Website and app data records
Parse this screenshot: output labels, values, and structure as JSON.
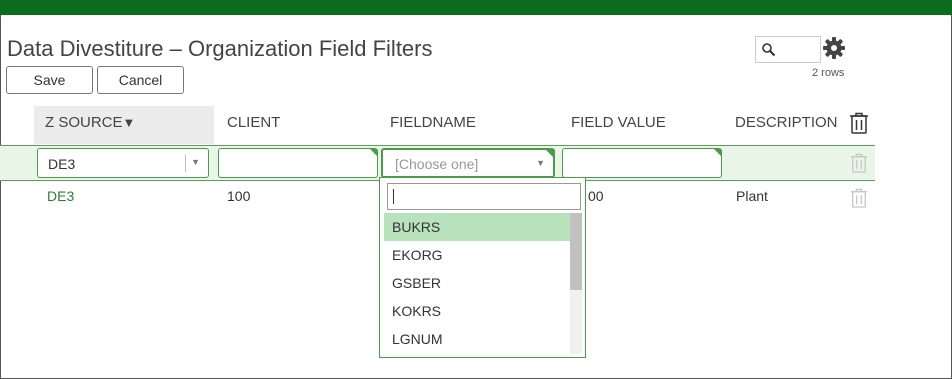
{
  "page": {
    "title": "Data Divestiture – Organization Field Filters",
    "rows_count": "2 rows",
    "search": {
      "placeholder": ""
    }
  },
  "toolbar": {
    "save_label": "Save",
    "cancel_label": "Cancel"
  },
  "columns": [
    {
      "label": "Z SOURCE",
      "sort": "▼"
    },
    {
      "label": "CLIENT"
    },
    {
      "label": "FIELDNAME"
    },
    {
      "label": "FIELD VALUE"
    },
    {
      "label": "DESCRIPTION"
    }
  ],
  "edit_row": {
    "z_source": "DE3",
    "client": "",
    "fieldname_placeholder": "[Choose one]",
    "field_value": ""
  },
  "rows": [
    {
      "z_source": "DE3",
      "client": "100",
      "field_value_partial": "00",
      "description": "Plant"
    }
  ],
  "dropdown": {
    "search_value": "",
    "items": [
      "BUKRS",
      "EKORG",
      "GSBER",
      "KOKRS",
      "LGNUM"
    ],
    "selected": "BUKRS"
  },
  "colors": {
    "header_bar": "#0b6b1e",
    "accent_green": "#4b9b4b",
    "link_green": "#2e7d32",
    "selected_bg": "#b7e2bb",
    "edit_row_bg": "#e9f5e6"
  },
  "icons": [
    "search-icon",
    "gear-icon",
    "trash-icon",
    "caret-down-icon"
  ]
}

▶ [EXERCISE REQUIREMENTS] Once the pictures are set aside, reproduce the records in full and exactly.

▶ [YOUR RESPONSE]
Parse this screenshot: output labels, values, and structure as JSON.
{
  "page": {
    "title": "Data Divestiture – Organization Field Filters",
    "rows_count": "2 rows",
    "search": {
      "placeholder": ""
    }
  },
  "toolbar": {
    "save_label": "Save",
    "cancel_label": "Cancel"
  },
  "columns": [
    {
      "label": "Z SOURCE",
      "sort": "▼"
    },
    {
      "label": "CLIENT"
    },
    {
      "label": "FIELDNAME"
    },
    {
      "label": "FIELD VALUE"
    },
    {
      "label": "DESCRIPTION"
    }
  ],
  "edit_row": {
    "z_source": "DE3",
    "client": "",
    "fieldname_placeholder": "[Choose one]",
    "field_value": ""
  },
  "rows": [
    {
      "z_source": "DE3",
      "client": "100",
      "field_value_partial": "00",
      "description": "Plant"
    }
  ],
  "dropdown": {
    "search_value": "",
    "items": [
      "BUKRS",
      "EKORG",
      "GSBER",
      "KOKRS",
      "LGNUM"
    ],
    "selected": "BUKRS"
  },
  "colors": {
    "header_bar": "#0b6b1e",
    "accent_green": "#4b9b4b",
    "link_green": "#2e7d32",
    "selected_bg": "#b7e2bb",
    "edit_row_bg": "#e9f5e6"
  },
  "icons": [
    "search-icon",
    "gear-icon",
    "trash-icon",
    "caret-down-icon"
  ]
}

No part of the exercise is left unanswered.